**Work required**
In the entries below, find each line bearing the string "calories" and copy it.

**Entries supplied**
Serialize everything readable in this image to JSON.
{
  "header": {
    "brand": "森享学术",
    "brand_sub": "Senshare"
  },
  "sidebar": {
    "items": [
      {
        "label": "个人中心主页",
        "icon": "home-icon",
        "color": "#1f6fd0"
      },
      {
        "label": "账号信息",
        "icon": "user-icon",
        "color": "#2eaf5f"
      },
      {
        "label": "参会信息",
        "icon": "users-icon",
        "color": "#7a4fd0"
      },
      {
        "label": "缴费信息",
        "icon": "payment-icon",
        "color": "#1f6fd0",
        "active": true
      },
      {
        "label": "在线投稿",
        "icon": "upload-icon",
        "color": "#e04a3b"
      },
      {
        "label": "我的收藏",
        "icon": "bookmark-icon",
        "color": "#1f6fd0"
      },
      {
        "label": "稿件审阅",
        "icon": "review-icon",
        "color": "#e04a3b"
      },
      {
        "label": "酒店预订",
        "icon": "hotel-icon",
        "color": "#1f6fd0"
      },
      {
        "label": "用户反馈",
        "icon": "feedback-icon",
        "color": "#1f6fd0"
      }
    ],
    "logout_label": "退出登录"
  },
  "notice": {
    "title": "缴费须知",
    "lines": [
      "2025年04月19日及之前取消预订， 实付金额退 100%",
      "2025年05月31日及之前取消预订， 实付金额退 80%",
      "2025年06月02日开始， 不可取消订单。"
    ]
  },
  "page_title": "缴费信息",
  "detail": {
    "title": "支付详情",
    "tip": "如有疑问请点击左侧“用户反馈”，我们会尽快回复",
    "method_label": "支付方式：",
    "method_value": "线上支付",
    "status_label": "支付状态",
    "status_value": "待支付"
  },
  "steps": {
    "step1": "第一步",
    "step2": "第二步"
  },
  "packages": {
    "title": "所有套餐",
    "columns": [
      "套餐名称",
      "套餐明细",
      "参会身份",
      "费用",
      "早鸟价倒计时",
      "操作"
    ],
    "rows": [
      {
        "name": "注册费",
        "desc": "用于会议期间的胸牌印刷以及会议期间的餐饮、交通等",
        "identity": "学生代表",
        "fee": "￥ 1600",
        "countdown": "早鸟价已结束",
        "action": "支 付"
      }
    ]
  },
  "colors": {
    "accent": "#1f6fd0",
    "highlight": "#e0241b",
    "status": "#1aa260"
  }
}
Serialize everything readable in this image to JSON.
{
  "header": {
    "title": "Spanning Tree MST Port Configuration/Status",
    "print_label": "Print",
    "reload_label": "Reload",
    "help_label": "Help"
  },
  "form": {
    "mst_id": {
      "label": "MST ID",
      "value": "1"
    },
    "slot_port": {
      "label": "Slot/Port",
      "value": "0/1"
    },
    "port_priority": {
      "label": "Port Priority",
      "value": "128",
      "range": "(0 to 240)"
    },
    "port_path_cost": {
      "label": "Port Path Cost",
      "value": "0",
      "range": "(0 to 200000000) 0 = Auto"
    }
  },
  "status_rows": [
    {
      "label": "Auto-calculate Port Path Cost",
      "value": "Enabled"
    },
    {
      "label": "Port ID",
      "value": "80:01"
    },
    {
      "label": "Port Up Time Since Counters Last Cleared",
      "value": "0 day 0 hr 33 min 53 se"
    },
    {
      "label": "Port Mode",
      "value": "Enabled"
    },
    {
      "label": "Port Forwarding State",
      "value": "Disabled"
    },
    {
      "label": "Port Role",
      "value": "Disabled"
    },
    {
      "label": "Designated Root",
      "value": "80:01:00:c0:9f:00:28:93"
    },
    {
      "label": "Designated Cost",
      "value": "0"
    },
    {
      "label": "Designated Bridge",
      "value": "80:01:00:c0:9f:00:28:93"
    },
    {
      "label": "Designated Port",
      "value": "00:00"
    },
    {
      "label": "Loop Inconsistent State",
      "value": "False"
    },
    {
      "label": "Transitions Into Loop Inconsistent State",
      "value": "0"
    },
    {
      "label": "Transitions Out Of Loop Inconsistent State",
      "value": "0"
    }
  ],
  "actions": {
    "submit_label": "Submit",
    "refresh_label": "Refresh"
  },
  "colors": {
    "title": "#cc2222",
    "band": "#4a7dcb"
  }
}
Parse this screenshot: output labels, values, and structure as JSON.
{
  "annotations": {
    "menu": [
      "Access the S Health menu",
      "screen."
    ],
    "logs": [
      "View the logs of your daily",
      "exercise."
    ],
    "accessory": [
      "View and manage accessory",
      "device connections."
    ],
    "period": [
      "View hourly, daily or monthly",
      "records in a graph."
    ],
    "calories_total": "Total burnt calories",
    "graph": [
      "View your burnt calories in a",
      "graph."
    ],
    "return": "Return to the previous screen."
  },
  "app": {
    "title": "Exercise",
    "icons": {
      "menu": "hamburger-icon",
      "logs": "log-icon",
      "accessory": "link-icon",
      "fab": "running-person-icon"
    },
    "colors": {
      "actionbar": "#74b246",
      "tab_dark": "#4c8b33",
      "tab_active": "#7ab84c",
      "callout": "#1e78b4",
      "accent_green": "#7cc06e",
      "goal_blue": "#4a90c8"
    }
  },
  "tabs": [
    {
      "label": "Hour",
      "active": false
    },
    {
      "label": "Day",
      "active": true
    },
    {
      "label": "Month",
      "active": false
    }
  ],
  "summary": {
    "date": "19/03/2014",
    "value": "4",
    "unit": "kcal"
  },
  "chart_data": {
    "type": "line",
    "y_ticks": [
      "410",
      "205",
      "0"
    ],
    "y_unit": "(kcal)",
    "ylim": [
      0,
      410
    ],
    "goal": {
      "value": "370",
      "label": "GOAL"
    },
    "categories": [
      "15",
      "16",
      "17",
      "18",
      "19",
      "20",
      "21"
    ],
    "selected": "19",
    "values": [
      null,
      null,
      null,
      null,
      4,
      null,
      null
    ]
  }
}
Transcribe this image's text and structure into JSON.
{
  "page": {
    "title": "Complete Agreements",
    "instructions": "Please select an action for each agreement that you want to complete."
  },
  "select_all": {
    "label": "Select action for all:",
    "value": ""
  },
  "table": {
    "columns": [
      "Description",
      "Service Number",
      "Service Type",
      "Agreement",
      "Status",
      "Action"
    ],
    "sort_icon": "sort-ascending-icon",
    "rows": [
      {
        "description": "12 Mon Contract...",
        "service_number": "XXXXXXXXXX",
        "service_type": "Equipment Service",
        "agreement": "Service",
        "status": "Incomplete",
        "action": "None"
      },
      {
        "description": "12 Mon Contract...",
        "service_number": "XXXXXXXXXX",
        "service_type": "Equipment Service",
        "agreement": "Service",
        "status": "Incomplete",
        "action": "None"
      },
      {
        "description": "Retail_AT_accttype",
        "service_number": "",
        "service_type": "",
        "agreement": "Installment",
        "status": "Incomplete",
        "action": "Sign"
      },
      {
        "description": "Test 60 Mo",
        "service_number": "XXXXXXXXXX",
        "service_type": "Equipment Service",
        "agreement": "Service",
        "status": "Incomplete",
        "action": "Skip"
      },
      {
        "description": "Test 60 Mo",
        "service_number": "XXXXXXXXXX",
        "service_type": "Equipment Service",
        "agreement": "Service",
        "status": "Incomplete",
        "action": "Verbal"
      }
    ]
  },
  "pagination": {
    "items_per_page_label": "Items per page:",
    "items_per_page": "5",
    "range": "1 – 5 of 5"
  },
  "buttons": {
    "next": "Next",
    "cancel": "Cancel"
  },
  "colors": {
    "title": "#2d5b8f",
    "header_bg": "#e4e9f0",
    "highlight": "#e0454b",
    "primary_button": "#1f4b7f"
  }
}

**Solved exercise**
    "calories_total": "Total burnt calories",
      "View your burnt calories in a",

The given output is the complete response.